WHAT YOU HAVE TO DO: Can you retype every record below exactly as written?

======== DATA SUPPLIED ========

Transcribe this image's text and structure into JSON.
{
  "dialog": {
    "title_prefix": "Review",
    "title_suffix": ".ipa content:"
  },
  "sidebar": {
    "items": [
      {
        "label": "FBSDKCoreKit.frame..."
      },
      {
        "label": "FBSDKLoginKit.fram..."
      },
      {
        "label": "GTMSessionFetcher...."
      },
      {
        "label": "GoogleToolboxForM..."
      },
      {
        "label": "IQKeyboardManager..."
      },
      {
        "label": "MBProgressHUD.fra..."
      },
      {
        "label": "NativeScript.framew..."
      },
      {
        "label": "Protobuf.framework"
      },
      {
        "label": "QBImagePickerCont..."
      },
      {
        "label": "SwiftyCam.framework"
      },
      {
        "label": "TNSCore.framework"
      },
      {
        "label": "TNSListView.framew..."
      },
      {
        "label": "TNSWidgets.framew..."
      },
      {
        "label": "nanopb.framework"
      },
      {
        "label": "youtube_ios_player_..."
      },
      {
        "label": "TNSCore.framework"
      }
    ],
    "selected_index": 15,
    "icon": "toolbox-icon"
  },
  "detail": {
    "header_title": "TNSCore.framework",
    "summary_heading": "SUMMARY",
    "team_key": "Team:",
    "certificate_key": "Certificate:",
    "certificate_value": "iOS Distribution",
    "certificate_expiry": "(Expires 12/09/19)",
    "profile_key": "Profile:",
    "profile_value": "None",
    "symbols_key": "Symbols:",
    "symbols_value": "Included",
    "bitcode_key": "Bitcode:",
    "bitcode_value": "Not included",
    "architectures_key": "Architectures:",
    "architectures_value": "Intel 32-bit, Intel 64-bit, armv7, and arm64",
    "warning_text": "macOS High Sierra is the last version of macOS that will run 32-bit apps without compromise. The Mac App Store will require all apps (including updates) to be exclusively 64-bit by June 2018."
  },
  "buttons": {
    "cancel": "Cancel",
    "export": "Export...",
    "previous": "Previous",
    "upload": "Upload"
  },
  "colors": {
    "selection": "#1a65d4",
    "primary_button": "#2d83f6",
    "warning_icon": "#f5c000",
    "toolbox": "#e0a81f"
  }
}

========

PROBLEM SOLUTION:
Transcribe this image's text and structure into JSON.
{
  "dialog": {
    "title_prefix": "Review",
    "title_suffix": ".ipa content:"
  },
  "sidebar": {
    "items": [
      {
        "label": "FBSDKCoreKit.frame..."
      },
      {
        "label": "FBSDKLoginKit.fram..."
      },
      {
        "label": "GTMSessionFetcher...."
      },
      {
        "label": "GoogleToolboxForM..."
      },
      {
        "label": "IQKeyboardManager..."
      },
      {
        "label": "MBProgressHUD.fra..."
      },
      {
        "label": "NativeScript.framew..."
      },
      {
        "label": "Protobuf.framework"
      },
      {
        "label": "QBImagePickerCont..."
      },
      {
        "label": "SwiftyCam.framework"
      },
      {
        "label": "TNSCore.framework"
      },
      {
        "label": "TNSListView.framew..."
      },
      {
        "label": "TNSWidgets.framew..."
      },
      {
        "label": "nanopb.framework"
      },
      {
        "label": "youtube_ios_player_..."
      },
      {
        "label": "TNSCore.framework"
      }
    ],
    "selected_index": 15,
    "icon": "toolbox-icon"
  },
  "detail": {
    "header_title": "TNSCore.framework",
    "summary_heading": "SUMMARY",
    "team_key": "Team:",
    "certificate_key": "Certificate:",
    "certificate_value": "iOS Distribution",
    "certificate_expiry": "(Expires 12/09/19)",
    "profile_key": "Profile:",
    "profile_value": "None",
    "symbols_key": "Symbols:",
    "symbols_value": "Included",
    "bitcode_key": "Bitcode:",
    "bitcode_value": "Not included",
    "architectures_key": "Architectures:",
    "architectures_value": "Intel 32-bit, Intel 64-bit, armv7, and arm64",
    "warning_text": "macOS High Sierra is the last version of macOS that will run 32-bit apps without compromise. The Mac App Store will require all apps (including updates) to be exclusively 64-bit by June 2018."
  },
  "buttons": {
    "cancel": "Cancel",
    "export": "Export...",
    "previous": "Previous",
    "upload": "Upload"
  },
  "colors": {
    "selection": "#1a65d4",
    "primary_button": "#2d83f6",
    "warning_icon": "#f5c000",
    "toolbox": "#e0a81f"
  }
}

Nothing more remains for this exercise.